[Working data Boundary: Start]

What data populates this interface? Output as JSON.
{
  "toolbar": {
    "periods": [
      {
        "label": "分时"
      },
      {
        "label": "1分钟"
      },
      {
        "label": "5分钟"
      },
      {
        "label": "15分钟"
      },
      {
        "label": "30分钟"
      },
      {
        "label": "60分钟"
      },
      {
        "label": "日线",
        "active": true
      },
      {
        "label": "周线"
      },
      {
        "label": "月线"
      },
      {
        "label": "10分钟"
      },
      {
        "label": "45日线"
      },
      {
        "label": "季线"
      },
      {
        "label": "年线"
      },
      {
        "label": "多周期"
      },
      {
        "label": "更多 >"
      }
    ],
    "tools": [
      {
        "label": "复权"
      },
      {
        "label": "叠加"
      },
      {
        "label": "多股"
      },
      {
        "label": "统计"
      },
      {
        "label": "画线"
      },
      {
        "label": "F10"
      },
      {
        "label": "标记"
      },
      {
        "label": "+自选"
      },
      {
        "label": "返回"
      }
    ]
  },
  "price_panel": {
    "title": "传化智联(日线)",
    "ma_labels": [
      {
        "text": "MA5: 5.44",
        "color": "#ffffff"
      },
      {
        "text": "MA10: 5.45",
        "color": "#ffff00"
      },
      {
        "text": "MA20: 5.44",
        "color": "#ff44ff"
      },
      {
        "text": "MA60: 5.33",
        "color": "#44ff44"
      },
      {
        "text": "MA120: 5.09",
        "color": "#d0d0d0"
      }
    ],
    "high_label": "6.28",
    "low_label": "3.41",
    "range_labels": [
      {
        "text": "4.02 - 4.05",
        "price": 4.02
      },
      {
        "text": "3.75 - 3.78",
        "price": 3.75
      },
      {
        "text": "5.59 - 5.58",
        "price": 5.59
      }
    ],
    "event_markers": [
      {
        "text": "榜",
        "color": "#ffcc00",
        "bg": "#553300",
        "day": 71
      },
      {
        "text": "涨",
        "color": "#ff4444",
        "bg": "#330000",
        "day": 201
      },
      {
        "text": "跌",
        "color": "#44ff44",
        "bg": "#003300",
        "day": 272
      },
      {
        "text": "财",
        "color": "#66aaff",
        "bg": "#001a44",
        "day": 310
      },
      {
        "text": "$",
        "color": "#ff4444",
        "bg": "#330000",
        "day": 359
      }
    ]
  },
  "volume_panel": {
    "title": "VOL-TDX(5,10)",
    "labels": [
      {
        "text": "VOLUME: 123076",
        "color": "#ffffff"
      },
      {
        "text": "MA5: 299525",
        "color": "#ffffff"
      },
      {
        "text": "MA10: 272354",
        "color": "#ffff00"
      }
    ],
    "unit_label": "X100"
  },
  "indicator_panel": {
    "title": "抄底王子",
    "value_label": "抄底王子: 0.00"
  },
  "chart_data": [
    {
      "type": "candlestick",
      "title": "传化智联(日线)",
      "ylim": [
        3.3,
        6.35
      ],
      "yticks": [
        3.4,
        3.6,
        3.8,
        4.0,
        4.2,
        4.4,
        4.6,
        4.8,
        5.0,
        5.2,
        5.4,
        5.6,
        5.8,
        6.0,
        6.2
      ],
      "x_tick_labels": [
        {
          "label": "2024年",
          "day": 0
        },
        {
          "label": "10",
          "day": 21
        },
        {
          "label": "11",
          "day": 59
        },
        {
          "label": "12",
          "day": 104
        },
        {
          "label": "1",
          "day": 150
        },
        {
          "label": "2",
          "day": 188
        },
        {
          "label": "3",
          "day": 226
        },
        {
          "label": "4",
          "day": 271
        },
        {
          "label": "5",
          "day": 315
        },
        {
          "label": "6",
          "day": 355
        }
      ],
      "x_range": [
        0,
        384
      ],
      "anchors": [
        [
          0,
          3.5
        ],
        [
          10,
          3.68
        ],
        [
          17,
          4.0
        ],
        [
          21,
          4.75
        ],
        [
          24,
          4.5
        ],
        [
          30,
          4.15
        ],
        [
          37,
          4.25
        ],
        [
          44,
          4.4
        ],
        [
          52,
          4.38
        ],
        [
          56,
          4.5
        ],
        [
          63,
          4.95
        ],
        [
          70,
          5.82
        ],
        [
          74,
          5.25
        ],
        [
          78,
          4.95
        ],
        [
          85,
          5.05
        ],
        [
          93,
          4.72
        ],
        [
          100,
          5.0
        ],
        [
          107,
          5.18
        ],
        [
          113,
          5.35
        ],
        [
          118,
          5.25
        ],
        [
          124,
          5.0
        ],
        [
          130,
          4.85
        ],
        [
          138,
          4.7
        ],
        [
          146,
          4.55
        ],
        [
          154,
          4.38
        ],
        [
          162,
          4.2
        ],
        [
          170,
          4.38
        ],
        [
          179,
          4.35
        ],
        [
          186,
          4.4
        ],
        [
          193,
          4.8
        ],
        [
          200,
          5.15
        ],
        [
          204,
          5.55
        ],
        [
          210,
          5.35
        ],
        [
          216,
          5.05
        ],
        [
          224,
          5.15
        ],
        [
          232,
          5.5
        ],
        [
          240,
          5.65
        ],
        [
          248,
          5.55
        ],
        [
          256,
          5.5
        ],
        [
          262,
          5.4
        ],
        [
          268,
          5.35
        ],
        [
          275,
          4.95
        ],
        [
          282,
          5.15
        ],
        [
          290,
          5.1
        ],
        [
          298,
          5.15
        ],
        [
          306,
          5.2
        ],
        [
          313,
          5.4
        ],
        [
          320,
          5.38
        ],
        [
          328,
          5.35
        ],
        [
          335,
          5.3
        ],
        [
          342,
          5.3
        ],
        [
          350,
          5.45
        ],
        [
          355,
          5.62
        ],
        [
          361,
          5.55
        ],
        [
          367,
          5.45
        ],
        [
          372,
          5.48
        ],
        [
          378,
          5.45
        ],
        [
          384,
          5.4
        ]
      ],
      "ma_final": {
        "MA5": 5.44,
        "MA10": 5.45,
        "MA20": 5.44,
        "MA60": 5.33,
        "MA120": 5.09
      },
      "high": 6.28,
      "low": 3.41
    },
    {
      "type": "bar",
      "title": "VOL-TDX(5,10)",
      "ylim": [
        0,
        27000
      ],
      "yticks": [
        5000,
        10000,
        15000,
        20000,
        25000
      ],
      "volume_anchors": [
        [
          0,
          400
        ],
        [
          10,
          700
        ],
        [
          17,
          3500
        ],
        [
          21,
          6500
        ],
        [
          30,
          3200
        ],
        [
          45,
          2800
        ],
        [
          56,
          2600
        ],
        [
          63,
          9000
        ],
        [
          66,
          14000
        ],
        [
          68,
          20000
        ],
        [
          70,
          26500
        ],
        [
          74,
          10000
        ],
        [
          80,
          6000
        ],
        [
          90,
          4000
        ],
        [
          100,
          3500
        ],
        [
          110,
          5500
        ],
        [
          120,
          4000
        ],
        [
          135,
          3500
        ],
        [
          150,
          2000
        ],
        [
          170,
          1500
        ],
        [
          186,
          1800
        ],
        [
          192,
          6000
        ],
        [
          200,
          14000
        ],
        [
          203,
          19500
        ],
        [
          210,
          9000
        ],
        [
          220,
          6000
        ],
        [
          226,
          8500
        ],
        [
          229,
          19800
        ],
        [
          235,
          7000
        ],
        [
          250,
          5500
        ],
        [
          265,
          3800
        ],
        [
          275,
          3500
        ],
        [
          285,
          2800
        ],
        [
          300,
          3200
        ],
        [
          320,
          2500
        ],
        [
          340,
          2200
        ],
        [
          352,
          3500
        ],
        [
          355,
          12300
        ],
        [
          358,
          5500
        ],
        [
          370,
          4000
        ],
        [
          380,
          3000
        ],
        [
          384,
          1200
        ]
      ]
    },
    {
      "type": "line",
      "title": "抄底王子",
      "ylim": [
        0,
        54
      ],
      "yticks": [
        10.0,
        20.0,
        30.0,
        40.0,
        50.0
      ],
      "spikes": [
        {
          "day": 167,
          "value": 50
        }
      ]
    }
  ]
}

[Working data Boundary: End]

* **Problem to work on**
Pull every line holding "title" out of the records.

* **Answer for the task**
    "title": "传化智联(日线)",
    "title": "VOL-TDX(5,10)",
    "title": "抄底王子",
      "title": "传化智联(日线)",
      "title": "VOL-TDX(5,10)",
      "title": "抄底王子",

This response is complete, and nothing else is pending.